Every Friday Chris hand-selects a streaming recommendation for your weekend.
This Week’s Featured Flick
Satyajit Ray’s The Big City on Hulu
The Big City, the great Satyajit Ray’s first portrayal of contemporary life in his native Kolkata, follows the personal triumphs and frustrations of Arati (Madhabi Mukherjee), who decides to take a job to help support her family.
Satyajit Ray is a director who’s entire catalogue qualified for my War Crimes list until quite recently. I knew his work was important, and I suspected I’d probably even enjoy it, but I spent years telling myself, “I’ll get to these… some day.” I’m sure you know that feeling. The man directed a lot of films, and I was never sure where to start. Luckily Filmspotting stepped in to lead the way with their Satyajit Ray Marathon earlier this year. I love the Filmspotting marathons. They help provide structure and motivation to finally mark those “some day” movies off my impossibly long list. Adam & Josh went through the films more or less in chronological order, beginning with The Apu Trilogy and concluding with Charulata. There wasn’t a bad film in the bunch. In fact, they all fall somewhere between masterpiece and borderline-masterpiece in my book. However, The Big City is the one I’ve been absolutely unable to shake since seeing it.
I know very little about the cultures portrayed in Satyajit Ray’s films, but I think it’s safe to assume The Big City was an extraordinarily modern movie when it was released in 1963. Set in Kolkata, It follows Arati, a young housewife who decides to temporally take a job as a door-to-door saleswoman to ease her family’s growing financial pressure. She soon discovers she enjoys life as a working woman as it transitions from an act of necessity to one of fulfillment.
All the Ray films I’ve seen feature characters clashing with modernity. The thing that sets The Big City apart from the others is its contemporary backdrop.

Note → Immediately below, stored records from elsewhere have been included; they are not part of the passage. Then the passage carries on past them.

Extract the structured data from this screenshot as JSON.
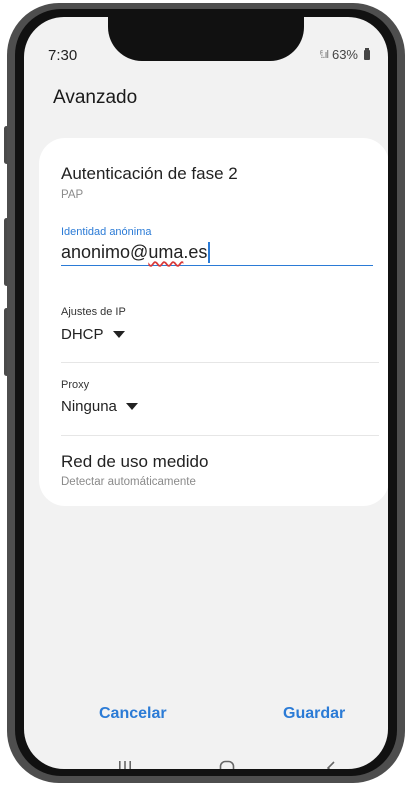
{
  "status": {
    "time": "7:30",
    "signal": "ⁱ⁞.ıl",
    "battery": "63%"
  },
  "header": {
    "title": "Avanzado"
  },
  "settings": {
    "phase2": {
      "title": "Autenticación de fase 2",
      "value": "PAP"
    },
    "anon_identity": {
      "label": "Identidad anónima",
      "value_prefix": "anonimo@",
      "value_underlined": "uma",
      "value_suffix": ".es"
    },
    "ip": {
      "label": "Ajustes de IP",
      "value": "DHCP"
    },
    "proxy": {
      "label": "Proxy",
      "value": "Ninguna"
    },
    "metered": {
      "title": "Red de uso medido",
      "value": "Detectar automáticamente"
    }
  },
  "actions": {
    "cancel": "Cancelar",
    "save": "Guardar"
  },
  "navbar": {
    "recent_icon": "recent-apps-icon",
    "home_icon": "home-icon",
    "back_icon": "back-icon"
  },
  "colors": {
    "accent": "#2b7bd6",
    "card": "#ffffff",
    "screen_bg": "#f2f2f2",
    "spellcheck": "#d83a3a"
  }
}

Here Ray isn’t looking back on the rise of industrialization, he’s looking forward to a shift in social mores.
Madhabi Mukherjee delivers an infectious performance as Arati, and in addition to his directing talent, Satyajit Ray provides a beautiful score.